To simulate the dynamics of the fish model, the differential equations of motion () must be integrated over time. The system is intrinsically stiff and can become unstable in a variety of situations that may occur in the simulated dynamic world (e.g. executing a left turn to avoid a sudden dynamic obstacle before completing a right turn). Therefore, the stability of the numerical solution is an important consideration. We employ a simple, numerically stable, semi-implicit Euler method.

The system of equations of motion Eq. () may be written in the standard matrix form for nonlinear, damped elasto-dynamic systems [Bathe and Wilson1976] as follows:

where , and are the mass, damping and
stiffness matrices, respectively. Matrix is a constant
diagonal matrix with on the main diagonal, while and
are time-dependent nondiagonal matrices. These three
matrices are of dimension where *n* is the number of
nodes in the biomechanical model. Matrices , ,
consist of nodal position, velocity and acceleration
vectors, respectively, and is the matrix of external force
vectors. These four matrices are of dimension , such that
each row contains the three components of each vector.

Because of the special properties of the viscoelastic units in our
dynamic fish system, the damping term
and the stiffness term in the above equation
are most conveniently collected into the form of an *effective
stiffness matrix* :

and hence Eq. () can be re-written as follows:

where is time-dependent since the viscoelastic forces depend nonlinearly on the nodal position and velocity variables and .
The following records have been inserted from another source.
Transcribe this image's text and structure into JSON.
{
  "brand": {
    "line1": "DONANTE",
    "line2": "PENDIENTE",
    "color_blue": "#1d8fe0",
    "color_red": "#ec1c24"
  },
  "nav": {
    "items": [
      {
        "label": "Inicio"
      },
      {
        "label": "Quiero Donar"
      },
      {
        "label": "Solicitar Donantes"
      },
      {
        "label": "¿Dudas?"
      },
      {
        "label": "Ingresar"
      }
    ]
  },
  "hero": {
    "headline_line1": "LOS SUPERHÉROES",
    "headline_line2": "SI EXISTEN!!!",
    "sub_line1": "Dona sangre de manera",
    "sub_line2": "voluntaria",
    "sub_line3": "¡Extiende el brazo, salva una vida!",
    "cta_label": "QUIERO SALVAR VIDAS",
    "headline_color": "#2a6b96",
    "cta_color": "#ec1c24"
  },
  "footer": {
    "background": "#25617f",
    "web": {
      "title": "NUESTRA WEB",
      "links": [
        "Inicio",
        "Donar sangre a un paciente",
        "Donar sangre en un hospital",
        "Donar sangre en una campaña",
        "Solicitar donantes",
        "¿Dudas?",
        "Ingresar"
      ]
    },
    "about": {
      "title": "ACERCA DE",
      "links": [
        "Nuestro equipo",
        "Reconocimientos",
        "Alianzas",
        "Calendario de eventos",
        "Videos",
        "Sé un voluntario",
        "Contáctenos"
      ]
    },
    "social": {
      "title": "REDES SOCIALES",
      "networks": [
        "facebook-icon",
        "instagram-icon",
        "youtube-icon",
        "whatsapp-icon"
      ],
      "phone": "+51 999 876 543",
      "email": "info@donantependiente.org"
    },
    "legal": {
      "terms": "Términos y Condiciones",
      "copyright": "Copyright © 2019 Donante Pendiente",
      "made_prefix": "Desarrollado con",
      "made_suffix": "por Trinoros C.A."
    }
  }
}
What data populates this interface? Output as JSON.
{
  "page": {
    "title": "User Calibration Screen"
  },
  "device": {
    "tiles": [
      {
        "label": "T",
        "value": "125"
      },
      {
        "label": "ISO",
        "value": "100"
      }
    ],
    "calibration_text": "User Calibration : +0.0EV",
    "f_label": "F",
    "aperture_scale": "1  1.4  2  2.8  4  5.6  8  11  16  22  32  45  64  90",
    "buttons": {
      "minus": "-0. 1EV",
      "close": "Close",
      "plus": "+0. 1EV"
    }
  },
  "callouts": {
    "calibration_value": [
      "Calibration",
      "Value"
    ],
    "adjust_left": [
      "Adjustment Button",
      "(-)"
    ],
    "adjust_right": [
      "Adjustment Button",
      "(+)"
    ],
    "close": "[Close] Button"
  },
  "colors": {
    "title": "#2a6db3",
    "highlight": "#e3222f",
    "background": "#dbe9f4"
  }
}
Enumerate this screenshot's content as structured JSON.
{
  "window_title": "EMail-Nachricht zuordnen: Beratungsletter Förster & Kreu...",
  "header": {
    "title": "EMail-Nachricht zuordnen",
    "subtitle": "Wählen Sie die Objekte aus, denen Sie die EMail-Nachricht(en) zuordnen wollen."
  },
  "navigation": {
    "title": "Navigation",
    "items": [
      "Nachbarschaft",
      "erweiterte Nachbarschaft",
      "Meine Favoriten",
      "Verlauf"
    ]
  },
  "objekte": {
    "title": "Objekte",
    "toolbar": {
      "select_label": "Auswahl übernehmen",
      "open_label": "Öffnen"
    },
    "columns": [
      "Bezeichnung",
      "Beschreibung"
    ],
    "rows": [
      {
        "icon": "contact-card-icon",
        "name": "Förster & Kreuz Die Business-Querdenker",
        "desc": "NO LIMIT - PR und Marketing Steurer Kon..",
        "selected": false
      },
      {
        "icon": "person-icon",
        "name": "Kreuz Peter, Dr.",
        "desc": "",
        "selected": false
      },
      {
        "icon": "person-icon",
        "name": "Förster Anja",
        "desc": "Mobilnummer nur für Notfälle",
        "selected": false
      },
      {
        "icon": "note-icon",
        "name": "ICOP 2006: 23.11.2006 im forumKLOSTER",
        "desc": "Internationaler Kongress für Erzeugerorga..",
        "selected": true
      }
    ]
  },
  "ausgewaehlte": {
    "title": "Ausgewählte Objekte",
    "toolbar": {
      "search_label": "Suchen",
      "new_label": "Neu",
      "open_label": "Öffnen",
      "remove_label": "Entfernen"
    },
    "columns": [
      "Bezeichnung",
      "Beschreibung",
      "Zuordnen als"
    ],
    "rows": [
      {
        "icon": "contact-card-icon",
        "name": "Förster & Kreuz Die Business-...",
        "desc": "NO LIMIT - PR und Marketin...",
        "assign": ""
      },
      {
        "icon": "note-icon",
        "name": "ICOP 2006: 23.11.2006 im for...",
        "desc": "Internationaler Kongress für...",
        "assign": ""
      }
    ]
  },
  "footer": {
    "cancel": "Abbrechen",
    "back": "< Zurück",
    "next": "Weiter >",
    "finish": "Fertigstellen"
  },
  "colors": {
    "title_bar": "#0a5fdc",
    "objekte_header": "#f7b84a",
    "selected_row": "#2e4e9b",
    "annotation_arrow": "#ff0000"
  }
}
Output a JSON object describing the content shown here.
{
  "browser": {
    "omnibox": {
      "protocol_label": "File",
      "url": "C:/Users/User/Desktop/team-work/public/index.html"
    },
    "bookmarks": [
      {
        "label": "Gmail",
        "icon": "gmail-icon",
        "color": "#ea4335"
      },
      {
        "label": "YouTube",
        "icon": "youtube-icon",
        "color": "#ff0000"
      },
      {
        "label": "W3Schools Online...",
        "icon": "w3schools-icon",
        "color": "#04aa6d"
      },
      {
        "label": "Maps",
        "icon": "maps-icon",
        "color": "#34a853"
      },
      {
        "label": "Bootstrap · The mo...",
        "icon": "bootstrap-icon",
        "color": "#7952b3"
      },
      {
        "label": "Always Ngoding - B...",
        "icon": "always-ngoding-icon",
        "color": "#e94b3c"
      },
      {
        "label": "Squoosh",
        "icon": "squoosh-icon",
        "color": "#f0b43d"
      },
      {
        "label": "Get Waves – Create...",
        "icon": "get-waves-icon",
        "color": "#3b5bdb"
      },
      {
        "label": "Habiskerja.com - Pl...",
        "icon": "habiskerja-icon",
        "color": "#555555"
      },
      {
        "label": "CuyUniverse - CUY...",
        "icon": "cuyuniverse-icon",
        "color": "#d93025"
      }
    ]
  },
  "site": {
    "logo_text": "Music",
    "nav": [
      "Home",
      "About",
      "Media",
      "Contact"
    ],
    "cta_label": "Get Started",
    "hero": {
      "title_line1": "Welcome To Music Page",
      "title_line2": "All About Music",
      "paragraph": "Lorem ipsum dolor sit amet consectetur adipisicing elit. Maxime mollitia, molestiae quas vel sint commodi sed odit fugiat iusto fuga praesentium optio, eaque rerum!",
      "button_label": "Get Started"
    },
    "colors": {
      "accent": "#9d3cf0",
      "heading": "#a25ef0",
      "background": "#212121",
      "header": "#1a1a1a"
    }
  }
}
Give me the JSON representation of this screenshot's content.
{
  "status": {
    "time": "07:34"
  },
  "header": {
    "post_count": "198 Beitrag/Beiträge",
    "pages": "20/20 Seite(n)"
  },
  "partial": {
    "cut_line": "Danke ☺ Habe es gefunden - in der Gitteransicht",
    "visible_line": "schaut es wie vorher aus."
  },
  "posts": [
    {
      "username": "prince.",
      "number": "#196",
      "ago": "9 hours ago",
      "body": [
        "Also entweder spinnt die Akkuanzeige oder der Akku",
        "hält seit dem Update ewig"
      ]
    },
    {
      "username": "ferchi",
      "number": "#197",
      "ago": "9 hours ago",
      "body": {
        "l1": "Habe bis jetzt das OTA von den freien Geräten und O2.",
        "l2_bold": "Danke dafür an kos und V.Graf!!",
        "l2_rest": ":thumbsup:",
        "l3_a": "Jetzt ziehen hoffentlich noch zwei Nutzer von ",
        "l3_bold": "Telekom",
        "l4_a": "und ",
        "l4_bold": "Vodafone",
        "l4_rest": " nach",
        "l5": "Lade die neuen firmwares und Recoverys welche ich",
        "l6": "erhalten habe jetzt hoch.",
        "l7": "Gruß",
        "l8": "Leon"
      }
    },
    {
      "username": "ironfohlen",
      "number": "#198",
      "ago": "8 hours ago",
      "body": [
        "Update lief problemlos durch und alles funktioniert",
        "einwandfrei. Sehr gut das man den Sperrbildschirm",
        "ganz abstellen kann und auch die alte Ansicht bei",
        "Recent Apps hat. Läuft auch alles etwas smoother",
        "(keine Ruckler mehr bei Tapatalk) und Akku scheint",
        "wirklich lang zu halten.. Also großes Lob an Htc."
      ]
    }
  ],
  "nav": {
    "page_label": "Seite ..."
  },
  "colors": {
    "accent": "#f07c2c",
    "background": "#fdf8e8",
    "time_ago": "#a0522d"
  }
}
Our method computes the left-hand side of Eq. () implicitly and the right-hand side explicitly. In particular, we discretize continuous time into time steps, and solve for in

where *t* represents simulation time and is the simulation
time step. We do not solve for the position vectors directly because, first, the velocity vectors is
readily available since it has to be stored at each time step for
computing (more details can be found in the next section)
and, second, using saves us from having to store at each time step. We use the following finite
difference approximations for and :

and

Substituting the above equations into Eq. () and collecting all known vectors on the right-hand side, we obtain a linear system for :

where

is the effective system matrix and

is the effective load matrix. As we will explain in the next section, the structure the system matrix is such that an efficient solution to Eq. () can be obtained by assembling and factorizing it as follows:

where is diagonal and is lower triangular. The new nodal velocities are then computed by first solving the lower triangular system

for by forward-substitution and finally solving the upper triangular system

for by back-substitution. Hence, the numerical simulation of the fish biomechanical model requires the assembly and factorization solution of a sequence of linear systems of the form of Eq. for .

Xiaoyuan Tu | January 1996 |